Ferns CastleFerns first came to prominence when the resident King of Leinster, ‘Dermot McMurrough’ brought the first Normans to Ireland in 1169 to help him fight his battles (they never left). However his successors eventually surrendered the Castle when Chieftain Donagh McMurrough did so in 1449.
The present Castle site can be dated on architectural grounds to c1220 indicating that it was built during the period of the Norman Marshall family control of Ferns. The Castle remained the ‘caput of the major’ until 1360 when it was lost back to local Chieftains, the Kavanaghs, who in turn held it until about 1540 after which it was staffed by a succession of English Governors. Over its lifetime the Castle was sacked, damaged and modified several times.

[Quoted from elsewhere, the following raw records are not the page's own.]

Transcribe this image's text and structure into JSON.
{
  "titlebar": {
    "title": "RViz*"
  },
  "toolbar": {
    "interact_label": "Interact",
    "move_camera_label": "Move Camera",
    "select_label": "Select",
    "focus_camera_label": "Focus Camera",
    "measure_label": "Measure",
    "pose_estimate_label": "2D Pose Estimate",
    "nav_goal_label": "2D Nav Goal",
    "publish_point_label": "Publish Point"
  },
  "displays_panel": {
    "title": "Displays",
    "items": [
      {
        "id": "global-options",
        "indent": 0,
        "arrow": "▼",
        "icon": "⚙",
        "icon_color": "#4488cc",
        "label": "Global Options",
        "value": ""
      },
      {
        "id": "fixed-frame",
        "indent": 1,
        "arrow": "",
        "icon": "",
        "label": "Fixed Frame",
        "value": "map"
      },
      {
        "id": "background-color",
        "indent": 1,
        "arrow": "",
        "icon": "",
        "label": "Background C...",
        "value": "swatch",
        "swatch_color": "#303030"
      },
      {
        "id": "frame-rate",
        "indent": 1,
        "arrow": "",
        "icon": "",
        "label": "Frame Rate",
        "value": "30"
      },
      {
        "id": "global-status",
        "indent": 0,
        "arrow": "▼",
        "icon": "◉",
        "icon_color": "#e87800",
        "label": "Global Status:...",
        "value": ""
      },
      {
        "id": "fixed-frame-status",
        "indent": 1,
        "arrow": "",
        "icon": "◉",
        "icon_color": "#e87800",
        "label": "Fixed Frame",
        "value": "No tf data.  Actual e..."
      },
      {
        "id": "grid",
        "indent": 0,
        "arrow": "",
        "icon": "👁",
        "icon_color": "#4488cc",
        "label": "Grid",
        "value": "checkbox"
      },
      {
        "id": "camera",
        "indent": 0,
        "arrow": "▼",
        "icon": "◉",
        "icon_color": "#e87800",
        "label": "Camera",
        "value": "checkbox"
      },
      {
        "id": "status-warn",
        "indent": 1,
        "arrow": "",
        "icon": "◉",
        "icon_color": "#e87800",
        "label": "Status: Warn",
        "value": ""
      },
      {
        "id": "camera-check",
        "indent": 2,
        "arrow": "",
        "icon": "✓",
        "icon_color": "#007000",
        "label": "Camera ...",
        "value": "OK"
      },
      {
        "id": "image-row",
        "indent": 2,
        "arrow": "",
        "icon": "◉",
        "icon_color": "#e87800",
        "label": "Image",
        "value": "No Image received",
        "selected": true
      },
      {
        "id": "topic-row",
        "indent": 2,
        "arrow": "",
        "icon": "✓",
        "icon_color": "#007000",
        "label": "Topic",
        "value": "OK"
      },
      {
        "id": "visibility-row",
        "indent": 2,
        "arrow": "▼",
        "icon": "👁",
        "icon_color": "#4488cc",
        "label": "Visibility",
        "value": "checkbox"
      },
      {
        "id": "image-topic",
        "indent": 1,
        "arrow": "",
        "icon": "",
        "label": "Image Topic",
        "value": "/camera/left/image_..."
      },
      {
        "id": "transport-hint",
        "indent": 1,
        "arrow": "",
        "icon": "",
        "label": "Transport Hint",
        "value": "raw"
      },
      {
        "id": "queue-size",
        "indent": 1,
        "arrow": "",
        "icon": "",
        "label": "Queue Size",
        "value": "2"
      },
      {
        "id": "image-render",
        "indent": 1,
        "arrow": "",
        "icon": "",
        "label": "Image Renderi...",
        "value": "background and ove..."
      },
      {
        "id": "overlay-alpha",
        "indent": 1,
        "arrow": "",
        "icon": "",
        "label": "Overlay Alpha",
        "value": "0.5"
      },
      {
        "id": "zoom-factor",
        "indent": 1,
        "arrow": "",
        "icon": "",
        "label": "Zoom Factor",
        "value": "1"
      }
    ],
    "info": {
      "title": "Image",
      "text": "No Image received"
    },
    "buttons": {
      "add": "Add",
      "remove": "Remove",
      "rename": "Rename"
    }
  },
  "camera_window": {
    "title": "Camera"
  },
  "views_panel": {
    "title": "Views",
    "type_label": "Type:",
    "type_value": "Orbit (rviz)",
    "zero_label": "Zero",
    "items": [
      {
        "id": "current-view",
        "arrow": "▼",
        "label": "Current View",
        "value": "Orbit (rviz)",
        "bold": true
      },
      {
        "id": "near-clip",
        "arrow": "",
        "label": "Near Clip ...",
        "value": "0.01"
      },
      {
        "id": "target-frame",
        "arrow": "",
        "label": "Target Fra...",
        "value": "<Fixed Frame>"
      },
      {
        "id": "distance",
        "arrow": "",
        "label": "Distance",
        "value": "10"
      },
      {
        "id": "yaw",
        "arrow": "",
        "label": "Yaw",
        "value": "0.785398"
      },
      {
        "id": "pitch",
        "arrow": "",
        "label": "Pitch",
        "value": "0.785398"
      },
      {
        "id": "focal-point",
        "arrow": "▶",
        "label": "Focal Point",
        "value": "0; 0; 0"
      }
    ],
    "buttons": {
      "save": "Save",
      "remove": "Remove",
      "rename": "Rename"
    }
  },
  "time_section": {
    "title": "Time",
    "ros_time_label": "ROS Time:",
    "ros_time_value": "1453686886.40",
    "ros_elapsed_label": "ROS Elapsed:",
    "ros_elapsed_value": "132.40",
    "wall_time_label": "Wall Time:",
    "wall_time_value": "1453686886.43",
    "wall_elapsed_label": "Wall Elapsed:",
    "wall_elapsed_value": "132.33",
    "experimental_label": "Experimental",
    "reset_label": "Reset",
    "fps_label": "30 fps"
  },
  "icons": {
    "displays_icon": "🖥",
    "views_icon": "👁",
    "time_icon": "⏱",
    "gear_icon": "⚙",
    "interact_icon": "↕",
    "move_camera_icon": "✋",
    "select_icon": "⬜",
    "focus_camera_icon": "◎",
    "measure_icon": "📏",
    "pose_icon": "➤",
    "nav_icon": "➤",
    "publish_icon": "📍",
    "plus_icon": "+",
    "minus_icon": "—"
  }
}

The Chapel’s magnificent vaulted ceiling is borne by moulded ribs resting on corbels in the form of capitals. Three windows light the interior of this 13th century architectural gem which is regarded as the finest of its kind in Ireland. It is possible to climb safely to the top of the 3 storey S.E. tower and enjoy the spectacular view of the surrounding lush countryside. The strategic importance of this Castle can only be fully appreciated by viewing the area which it commanded.
In the adjacent Visitors’ Centre, the renowned Tapestry, depicting the story of Ferns in stitch work can be seen on permanent display from end of May to end of September – 10a.m. to 5p.m.Open Daily.
Each August during Heritage Week its worth visiting the Centre to see the delights put on by the incredible OPW guides.
For further information and to arrange free guided tours, phone 053-9366411